* [Prompt]
Your reply should hold only the lines from the records below where "speaker" occurs.

* [Entries shown]
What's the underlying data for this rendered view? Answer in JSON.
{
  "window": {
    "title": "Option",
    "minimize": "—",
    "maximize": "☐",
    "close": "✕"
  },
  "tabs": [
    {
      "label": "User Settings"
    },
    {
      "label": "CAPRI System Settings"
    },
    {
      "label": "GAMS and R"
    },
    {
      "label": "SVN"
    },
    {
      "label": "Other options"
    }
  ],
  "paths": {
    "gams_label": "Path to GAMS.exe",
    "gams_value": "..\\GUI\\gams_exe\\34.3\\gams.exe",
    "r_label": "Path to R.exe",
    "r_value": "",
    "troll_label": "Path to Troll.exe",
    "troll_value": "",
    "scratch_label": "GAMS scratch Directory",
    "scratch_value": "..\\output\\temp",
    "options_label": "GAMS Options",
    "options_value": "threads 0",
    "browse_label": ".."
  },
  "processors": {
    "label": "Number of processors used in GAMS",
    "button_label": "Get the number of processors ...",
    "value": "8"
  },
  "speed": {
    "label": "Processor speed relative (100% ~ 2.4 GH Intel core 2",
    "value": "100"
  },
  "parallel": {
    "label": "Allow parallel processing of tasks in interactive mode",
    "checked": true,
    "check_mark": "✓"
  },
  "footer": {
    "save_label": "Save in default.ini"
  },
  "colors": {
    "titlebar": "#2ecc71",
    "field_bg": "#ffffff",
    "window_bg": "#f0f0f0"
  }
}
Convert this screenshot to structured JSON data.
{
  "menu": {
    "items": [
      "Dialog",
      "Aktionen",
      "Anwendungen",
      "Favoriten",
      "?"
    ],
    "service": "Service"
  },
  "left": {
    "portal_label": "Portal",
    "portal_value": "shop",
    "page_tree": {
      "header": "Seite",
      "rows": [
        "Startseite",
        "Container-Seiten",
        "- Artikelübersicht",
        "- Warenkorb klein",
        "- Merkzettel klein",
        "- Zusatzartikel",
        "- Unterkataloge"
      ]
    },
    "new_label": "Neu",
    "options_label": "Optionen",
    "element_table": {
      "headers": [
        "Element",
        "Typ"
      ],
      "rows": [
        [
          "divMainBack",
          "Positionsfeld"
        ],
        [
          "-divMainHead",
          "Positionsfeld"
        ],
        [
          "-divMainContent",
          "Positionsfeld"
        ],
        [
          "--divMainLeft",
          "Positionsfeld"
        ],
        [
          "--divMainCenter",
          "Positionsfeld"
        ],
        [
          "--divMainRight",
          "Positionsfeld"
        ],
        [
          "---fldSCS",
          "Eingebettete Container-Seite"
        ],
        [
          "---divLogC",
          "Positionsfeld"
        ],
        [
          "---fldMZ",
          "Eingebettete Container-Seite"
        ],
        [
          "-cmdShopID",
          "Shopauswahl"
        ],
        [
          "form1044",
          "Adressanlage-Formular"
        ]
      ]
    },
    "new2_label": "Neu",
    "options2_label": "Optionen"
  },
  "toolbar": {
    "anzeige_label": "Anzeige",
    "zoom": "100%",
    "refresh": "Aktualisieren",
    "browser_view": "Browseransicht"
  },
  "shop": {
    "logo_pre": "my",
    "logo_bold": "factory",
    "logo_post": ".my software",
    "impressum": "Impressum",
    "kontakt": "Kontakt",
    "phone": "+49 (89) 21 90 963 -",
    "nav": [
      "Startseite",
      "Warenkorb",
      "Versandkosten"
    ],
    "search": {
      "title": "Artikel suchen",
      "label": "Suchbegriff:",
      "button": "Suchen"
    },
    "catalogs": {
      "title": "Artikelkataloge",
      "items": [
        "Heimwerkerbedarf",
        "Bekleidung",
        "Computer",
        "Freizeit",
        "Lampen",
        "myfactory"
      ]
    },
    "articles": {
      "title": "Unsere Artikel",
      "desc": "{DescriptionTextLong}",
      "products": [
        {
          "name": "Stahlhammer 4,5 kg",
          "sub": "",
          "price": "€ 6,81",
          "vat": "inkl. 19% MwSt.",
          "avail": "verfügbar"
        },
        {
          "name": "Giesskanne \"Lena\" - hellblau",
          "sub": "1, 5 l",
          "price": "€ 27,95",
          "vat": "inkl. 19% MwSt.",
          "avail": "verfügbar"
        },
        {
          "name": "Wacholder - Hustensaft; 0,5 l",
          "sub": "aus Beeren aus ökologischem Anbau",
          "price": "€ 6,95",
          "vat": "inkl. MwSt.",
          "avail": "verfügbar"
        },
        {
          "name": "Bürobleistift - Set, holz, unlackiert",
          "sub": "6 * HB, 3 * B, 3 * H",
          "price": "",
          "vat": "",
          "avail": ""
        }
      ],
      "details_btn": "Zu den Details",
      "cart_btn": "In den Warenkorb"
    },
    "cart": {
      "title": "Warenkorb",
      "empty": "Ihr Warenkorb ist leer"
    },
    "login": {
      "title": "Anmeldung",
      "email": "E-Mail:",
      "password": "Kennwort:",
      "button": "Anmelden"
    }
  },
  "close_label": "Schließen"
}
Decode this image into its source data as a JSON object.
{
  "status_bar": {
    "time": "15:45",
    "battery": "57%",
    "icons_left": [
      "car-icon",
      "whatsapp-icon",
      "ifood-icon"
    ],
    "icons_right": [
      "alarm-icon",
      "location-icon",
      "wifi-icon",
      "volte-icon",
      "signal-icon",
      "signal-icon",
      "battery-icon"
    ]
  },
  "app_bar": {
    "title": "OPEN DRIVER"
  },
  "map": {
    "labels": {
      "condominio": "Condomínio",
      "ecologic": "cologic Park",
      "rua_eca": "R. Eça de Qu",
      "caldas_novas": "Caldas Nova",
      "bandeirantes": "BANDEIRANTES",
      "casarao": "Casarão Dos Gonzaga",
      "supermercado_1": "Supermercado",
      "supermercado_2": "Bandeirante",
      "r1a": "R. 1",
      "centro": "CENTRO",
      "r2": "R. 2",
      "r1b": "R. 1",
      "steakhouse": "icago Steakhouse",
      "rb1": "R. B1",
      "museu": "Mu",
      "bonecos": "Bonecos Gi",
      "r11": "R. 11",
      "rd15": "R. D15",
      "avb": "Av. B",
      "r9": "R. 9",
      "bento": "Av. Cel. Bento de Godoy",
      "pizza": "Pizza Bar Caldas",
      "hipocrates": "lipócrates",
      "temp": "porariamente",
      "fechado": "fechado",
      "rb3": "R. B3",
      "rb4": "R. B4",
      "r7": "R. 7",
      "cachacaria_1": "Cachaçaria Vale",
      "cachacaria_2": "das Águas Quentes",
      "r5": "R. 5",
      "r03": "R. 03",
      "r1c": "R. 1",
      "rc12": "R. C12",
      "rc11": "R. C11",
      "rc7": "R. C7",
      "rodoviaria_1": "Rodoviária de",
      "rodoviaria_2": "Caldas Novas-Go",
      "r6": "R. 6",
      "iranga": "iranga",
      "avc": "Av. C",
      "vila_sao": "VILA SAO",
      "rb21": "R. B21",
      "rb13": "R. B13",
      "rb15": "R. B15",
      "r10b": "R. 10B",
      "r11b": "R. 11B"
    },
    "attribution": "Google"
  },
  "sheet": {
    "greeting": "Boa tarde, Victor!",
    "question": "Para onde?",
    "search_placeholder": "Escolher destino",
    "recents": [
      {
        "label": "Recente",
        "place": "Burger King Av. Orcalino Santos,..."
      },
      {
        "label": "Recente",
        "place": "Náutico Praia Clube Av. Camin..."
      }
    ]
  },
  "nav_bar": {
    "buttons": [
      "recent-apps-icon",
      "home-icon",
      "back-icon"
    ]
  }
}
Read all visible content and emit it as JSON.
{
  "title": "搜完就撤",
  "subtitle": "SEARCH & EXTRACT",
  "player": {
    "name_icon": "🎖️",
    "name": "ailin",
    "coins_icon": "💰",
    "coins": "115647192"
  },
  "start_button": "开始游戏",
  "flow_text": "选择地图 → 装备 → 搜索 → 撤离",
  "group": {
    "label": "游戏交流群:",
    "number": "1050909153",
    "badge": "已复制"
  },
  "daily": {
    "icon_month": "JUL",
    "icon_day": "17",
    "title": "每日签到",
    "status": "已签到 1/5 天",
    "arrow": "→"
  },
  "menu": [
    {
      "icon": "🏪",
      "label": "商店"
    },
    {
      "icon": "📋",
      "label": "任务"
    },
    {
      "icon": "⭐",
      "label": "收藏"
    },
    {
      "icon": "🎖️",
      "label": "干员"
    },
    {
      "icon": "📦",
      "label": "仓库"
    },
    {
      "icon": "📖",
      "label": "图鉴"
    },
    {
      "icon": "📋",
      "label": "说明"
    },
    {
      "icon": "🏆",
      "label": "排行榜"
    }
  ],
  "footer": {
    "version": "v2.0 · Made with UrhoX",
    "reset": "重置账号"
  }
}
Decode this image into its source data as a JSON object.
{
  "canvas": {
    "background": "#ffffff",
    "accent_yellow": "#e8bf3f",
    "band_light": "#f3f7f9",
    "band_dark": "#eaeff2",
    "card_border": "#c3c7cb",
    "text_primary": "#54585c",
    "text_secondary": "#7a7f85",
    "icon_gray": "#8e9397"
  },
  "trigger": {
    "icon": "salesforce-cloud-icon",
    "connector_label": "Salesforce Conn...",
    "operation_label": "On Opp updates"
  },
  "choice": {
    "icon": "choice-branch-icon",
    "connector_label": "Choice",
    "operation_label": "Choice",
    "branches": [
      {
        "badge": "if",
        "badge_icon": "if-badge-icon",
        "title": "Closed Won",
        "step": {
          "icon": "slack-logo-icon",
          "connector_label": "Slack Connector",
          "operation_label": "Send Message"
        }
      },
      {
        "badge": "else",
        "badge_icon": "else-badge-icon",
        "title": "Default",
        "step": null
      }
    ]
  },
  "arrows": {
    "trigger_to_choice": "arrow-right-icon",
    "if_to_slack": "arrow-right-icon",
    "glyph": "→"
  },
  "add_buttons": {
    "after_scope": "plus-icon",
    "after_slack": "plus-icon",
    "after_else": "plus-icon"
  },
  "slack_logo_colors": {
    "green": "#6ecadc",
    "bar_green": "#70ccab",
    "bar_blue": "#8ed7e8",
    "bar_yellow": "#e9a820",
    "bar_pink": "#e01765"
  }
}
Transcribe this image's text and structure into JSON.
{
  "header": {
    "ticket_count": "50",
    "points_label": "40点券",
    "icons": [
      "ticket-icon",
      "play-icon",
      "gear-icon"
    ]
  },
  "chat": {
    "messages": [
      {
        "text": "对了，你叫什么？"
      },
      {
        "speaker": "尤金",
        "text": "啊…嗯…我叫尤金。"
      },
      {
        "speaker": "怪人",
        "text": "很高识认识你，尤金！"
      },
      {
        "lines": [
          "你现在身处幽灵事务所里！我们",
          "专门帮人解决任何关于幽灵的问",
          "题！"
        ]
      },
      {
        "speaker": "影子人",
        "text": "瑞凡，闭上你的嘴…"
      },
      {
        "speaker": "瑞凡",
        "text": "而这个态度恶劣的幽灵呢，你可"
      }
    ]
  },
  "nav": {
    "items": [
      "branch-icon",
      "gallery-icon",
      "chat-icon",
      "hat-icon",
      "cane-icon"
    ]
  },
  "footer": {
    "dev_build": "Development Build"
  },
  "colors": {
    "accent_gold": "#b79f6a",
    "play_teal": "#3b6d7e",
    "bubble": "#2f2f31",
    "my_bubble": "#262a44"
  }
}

* [Finished exercise]
        "speaker": "尤金",
        "speaker": "怪人",
        "speaker": "影子人",
        "speaker": "瑞凡",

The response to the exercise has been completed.